Ben Montgomery can be reached at [email protected] or (727) 893-8650.

Comments

Owning dogs may be great for your heart and lower risk of death, study finds

Dog ownership correlates with lower rates of mortality and some fatal diseases, particularly cardiovascular disease, a study published this past week concluded.The study in the journal Scientific Reports found that canine ownership was associated wit...
Published: 11/19/17
New shingles vaccine touted as a breakthrough for older adults

New shingles vaccine touted as a breakthrough for older adults

Medical researchers and government health policymakers, a cautious lot, normally take pains to keep expectations modest when they’re discussing some new finding or treatment.They warn about studies’ limitations. They point out what isn’t known. They ...
Published: 11/17/17
BayCare’s HealthHub breaks ground behind Valrico shopping center

BayCare’s HealthHub breaks ground behind Valrico shopping center

VALRICO — Health care officials broke ground Thursday on the long anticipated HealthHub at Bloomingdale, which will bring about 150 jobs to an area that’s experiencing tremendous growth and provide patients with the latest in technological care.A pro...
Published: 11/16/17
Updated: 11/19/17
In Tampa Bay and elsewhere, early numbers show record sign-ups for Obamacare

In Tampa Bay and elsewhere, early numbers show record sign-ups for Obamacare

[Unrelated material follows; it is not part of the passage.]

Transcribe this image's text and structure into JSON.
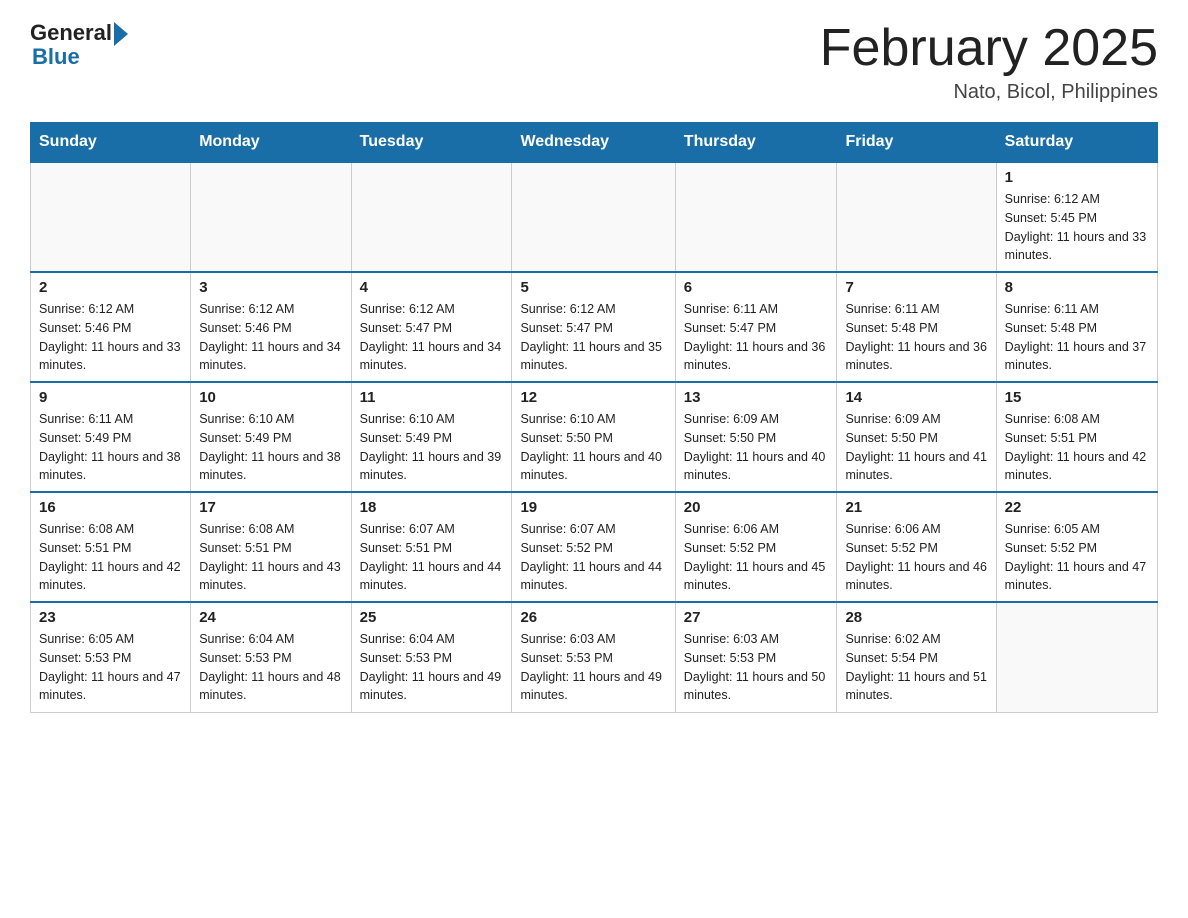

Despite the budget cuts, the attempts to repeal and replace, and reports of sharp rises in premiums, Floridians and other Americans are signing up for health insurance under the Affordable Care Act at record rates this year.Enrollment has surged 47 p...
Published: 11/16/17
Updated: 11/17/17
Study: Mental quickness exercises can lower risk of dementia

Study: Mental quickness exercises can lower risk of dementia

Where did I leave my keys?As we age, it can take longer to answer a question like that.Humans begin to lose cognitive ability at age 25. Dementia, or the decline of memory most commonly seen in aging adults, takes hold early on and is gradual, but ac...
Published: 11/16/17
Blood pressure of 130 is the new ‘high,’ according to update of guidelines

Blood pressure of 130 is the new ‘high,’ according to update of guidelines

The nation’s heart experts tightened the guidelines for high blood pressure Monday, a change that will sharply increase the number of U.S. adults considered hypertensive in the hope that they, and their doctors, will address the deadly condition earl...
Published: 11/13/17
Are Honey Nut Cheerios healthy? A look inside the box

Are Honey Nut Cheerios healthy? A look inside the box

I had a bowl of Honey Nut Cheerios recently. It had been awhile. Regular Cheerios are more my thing. But sometimes I finish my box faster than my kids do and find myself straying to their side of the cupboard.Honey Nut is America’s best-selling break...
Published: 11/11/17
Owner of Bayfront Health St. Petersburg faces federal inquiry over funds for low-income patients

Owner of Bayfront Health St. Petersburg faces federal inquiry over funds for low-income patients

The corporate owner of Bayfront Health St. Petersburg could be facing a serious federal investigation related to its commitment to take care of St. Petersburg’s poorest residents.In its most recent filing with the U.S. Securities and Exchange Commiss...
Published: 11/09/17
Updated: 11/14/17
Father in New Tampa uses monkey Kookabuk to help young autism patients

Father in New Tampa uses monkey Kookabuk to help young autism patients

As a 7-year-old boy, Kevin Howard spent months in the hospital with a bone infection in his leg.A stuffed monkey named Kookabuk helped him make it through the scary experience."I was told he had magical powers," Howard said of the monkey, a gift from...
Published: 11/07/17
Updated: 11/19/17
Learn to practice gratitude year-round, not just on Thanksgiving

Learn to practice gratitude year-round, not just on Thanksgiving

Is it part of your Thanksgiving tradition to go around the dinner table and have everyone share one thing they are thankful for? The exercise reminds us that the day is about more than just turkey and pie. And, for those who take it seriously, it for...
Published: 11/07/17
Updated: 11/10/17